- **Problem statement**:
An acceptable response holds only the line containing "Give me the" and every line after it to the end of the records, each reproduced exactly.

- **Recorded information**:

........

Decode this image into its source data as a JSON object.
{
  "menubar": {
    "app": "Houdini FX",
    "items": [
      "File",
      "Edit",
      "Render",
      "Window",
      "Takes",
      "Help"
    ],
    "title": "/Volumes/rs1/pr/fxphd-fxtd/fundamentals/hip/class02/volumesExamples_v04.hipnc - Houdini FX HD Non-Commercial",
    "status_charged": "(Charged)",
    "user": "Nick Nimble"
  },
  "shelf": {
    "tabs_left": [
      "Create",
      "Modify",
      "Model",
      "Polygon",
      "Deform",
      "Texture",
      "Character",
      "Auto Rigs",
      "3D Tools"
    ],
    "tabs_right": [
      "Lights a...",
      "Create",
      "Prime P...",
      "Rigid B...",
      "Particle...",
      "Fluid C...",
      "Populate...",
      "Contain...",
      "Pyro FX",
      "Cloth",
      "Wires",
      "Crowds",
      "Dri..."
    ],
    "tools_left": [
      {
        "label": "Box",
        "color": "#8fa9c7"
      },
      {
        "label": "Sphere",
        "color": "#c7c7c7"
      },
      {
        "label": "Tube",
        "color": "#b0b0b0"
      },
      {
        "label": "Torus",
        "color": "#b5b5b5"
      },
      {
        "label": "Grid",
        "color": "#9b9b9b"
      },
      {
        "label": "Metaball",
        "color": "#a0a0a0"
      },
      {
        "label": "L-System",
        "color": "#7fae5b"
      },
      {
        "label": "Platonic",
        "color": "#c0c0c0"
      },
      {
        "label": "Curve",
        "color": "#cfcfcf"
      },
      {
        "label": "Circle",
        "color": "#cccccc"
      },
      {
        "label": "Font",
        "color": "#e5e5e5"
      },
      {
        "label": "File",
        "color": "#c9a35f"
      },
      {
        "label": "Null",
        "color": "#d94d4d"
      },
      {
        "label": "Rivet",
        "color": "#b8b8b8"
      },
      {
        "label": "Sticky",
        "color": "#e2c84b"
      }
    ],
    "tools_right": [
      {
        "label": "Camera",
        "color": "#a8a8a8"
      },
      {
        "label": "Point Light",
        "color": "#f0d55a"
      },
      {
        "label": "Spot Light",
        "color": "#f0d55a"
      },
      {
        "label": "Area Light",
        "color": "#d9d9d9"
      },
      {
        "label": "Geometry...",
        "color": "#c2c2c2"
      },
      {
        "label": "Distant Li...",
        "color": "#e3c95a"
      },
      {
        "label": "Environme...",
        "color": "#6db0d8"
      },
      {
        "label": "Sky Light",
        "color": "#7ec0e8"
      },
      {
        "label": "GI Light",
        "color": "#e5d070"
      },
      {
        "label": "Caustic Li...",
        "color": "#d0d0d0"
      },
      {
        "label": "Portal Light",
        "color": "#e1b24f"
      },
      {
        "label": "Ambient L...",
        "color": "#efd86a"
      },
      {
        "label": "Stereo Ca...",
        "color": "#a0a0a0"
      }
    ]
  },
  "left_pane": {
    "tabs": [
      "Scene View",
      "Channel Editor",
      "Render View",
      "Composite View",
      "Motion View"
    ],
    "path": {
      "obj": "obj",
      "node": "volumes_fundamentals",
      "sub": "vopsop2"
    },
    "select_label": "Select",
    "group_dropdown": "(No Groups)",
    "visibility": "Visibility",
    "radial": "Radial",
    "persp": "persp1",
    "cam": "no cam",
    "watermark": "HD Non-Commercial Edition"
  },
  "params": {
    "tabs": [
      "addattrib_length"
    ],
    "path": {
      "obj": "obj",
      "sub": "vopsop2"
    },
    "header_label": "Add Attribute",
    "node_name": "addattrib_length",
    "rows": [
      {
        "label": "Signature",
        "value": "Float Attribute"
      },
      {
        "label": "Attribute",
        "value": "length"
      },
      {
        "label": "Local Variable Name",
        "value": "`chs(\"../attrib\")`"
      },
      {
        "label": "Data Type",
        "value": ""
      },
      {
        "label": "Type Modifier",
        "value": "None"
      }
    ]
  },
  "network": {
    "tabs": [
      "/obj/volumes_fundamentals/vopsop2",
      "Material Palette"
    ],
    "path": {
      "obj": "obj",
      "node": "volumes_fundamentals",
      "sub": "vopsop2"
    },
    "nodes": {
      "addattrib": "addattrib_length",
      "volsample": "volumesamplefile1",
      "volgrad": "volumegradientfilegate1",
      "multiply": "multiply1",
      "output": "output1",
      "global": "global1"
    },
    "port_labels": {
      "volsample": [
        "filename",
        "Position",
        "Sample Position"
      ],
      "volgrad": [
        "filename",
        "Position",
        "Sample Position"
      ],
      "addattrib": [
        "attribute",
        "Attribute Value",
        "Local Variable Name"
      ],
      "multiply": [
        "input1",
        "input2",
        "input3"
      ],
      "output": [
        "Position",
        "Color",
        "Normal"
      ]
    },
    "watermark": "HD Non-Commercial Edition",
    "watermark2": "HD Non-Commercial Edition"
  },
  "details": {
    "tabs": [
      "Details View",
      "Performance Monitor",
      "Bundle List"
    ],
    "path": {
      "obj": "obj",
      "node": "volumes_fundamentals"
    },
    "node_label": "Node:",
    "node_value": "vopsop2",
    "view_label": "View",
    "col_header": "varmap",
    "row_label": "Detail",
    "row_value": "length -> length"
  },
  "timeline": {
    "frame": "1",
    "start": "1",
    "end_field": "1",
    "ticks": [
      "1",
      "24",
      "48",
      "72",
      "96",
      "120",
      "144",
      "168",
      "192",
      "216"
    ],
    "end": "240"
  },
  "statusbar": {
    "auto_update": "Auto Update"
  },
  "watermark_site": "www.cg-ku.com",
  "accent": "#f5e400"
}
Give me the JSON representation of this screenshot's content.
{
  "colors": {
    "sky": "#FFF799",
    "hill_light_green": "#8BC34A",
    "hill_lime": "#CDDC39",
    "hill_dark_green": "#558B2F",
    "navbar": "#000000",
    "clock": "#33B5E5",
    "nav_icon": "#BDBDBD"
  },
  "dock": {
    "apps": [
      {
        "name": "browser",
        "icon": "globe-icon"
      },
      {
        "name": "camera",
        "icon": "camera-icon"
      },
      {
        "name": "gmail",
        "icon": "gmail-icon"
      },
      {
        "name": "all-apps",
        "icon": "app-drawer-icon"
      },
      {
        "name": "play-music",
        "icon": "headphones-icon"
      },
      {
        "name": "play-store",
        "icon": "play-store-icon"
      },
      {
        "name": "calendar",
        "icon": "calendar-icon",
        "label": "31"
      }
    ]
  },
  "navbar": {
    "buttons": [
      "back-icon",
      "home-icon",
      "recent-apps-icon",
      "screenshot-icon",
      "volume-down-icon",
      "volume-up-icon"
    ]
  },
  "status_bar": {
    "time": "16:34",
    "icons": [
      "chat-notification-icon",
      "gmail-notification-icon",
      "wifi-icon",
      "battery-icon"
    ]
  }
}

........

- **Task response**:
Give me the JSON representation of this screenshot's content.
{
  "colors": {
    "sky": "#FFF799",
    "hill_light_green": "#8BC34A",
    "hill_lime": "#CDDC39",
    "hill_dark_green": "#558B2F",
    "navbar": "#000000",
    "clock": "#33B5E5",
    "nav_icon": "#BDBDBD"
  },
  "dock": {
    "apps": [
      {
        "name": "browser",
        "icon": "globe-icon"
      },
      {
        "name": "camera",
        "icon": "camera-icon"
      },
      {
        "name": "gmail",
        "icon": "gmail-icon"
      },
      {
        "name": "all-apps",
        "icon": "app-drawer-icon"
      },
      {
        "name": "play-music",
        "icon": "headphones-icon"
      },
      {
        "name": "play-store",
        "icon": "play-store-icon"
      },
      {
        "name": "calendar",
        "icon": "calendar-icon",
        "label": "31"
      }
    ]
  },
  "navbar": {
    "buttons": [
      "back-icon",
      "home-icon",
      "recent-apps-icon",
      "screenshot-icon",
      "volume-down-icon",
      "volume-up-icon"
    ]
  },
  "status_bar": {
    "time": "16:34",
    "icons": [
      "chat-notification-icon",
      "gmail-notification-icon",
      "wifi-icon",
      "battery-icon"
    ]
  }
}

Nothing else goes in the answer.